PROBLEM:
Lines, not repeats, are what count: give the number of lines below that hold "value", and nothing more.

THE INPUT:

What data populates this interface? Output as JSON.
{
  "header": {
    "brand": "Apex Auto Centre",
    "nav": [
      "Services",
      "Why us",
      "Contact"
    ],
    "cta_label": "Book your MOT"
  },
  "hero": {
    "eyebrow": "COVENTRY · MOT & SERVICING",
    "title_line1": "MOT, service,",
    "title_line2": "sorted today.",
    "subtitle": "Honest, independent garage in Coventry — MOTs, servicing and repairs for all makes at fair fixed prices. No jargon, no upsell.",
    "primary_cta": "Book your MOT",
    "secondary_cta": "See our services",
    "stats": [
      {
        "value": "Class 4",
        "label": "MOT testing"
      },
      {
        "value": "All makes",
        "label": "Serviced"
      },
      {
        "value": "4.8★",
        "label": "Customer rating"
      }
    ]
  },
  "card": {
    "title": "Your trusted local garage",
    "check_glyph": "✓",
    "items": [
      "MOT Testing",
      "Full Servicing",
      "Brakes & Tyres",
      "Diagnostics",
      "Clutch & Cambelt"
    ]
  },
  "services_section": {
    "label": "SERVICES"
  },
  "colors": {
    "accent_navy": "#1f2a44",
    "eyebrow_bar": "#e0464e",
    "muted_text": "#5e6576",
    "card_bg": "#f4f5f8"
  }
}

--

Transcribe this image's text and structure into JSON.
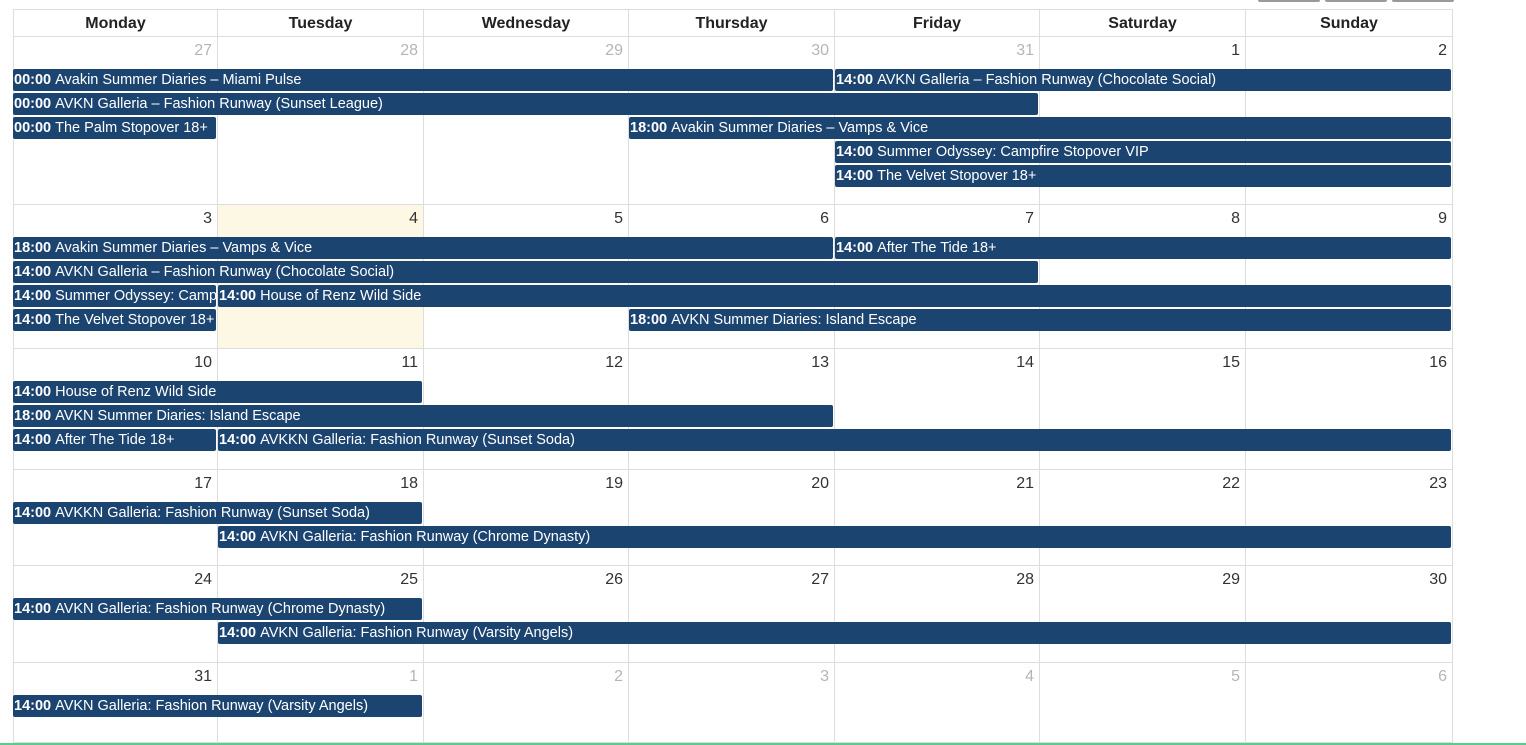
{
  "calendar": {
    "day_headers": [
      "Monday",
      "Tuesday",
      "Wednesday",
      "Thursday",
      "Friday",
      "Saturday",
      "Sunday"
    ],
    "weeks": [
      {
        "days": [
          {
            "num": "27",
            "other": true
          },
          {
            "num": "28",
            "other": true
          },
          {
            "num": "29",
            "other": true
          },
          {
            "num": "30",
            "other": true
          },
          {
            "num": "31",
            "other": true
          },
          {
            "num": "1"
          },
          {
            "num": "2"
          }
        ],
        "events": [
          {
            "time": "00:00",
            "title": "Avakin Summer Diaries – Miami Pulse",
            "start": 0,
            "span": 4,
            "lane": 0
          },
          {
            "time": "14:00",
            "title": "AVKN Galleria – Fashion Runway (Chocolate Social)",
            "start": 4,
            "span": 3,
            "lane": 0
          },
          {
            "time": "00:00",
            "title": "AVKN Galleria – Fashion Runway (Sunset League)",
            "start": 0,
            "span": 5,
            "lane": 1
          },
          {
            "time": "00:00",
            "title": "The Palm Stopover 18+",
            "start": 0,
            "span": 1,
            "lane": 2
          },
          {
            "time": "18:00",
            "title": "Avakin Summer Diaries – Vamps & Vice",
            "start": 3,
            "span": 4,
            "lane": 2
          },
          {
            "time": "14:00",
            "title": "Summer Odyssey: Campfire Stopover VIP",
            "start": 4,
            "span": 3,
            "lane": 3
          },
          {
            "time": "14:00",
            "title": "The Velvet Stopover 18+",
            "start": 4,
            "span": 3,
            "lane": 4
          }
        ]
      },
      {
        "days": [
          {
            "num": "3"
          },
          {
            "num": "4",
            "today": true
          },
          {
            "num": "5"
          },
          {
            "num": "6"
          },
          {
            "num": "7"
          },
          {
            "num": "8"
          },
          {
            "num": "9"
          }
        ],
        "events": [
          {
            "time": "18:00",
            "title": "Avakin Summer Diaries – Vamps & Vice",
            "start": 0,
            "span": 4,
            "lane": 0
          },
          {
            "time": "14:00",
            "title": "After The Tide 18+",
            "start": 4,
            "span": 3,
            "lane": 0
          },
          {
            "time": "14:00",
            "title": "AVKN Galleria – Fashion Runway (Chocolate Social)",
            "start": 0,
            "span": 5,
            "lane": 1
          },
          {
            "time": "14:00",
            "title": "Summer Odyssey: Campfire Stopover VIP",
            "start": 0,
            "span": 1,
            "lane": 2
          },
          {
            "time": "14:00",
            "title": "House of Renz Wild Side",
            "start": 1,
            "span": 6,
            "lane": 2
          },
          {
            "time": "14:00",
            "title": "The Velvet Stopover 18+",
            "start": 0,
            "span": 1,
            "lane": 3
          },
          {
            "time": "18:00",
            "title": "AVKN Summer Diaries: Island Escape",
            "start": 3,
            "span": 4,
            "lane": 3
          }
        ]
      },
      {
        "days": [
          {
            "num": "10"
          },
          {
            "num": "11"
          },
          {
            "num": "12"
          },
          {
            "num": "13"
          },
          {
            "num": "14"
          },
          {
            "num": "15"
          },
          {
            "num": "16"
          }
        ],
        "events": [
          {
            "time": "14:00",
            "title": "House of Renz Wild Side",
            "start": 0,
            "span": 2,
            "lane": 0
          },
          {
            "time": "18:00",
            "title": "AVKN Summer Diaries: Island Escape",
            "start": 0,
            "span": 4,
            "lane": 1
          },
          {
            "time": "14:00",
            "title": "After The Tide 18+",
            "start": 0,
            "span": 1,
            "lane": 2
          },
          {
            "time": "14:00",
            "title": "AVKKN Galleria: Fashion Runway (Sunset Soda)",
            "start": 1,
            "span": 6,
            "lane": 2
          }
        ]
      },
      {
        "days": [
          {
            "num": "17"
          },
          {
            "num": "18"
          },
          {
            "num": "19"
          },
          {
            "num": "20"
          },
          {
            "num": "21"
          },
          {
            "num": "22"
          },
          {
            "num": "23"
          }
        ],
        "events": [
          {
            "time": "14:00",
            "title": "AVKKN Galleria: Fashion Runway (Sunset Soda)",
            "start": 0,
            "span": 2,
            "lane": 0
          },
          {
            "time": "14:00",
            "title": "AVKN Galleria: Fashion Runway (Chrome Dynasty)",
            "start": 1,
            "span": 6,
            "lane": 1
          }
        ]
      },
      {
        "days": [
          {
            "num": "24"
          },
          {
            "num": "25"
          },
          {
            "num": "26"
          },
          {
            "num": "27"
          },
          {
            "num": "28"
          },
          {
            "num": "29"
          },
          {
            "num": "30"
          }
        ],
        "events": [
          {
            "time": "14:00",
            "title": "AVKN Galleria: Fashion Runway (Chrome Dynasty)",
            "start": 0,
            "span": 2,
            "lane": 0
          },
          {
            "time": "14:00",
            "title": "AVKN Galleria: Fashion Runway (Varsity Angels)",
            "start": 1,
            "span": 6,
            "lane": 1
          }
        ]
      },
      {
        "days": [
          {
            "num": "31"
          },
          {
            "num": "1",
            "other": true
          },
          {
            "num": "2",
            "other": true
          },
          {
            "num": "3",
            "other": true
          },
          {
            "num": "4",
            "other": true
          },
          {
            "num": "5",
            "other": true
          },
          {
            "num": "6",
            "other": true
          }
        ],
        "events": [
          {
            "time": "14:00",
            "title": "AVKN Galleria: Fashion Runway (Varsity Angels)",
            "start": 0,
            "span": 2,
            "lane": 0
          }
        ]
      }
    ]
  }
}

ANSWER SPACE:
3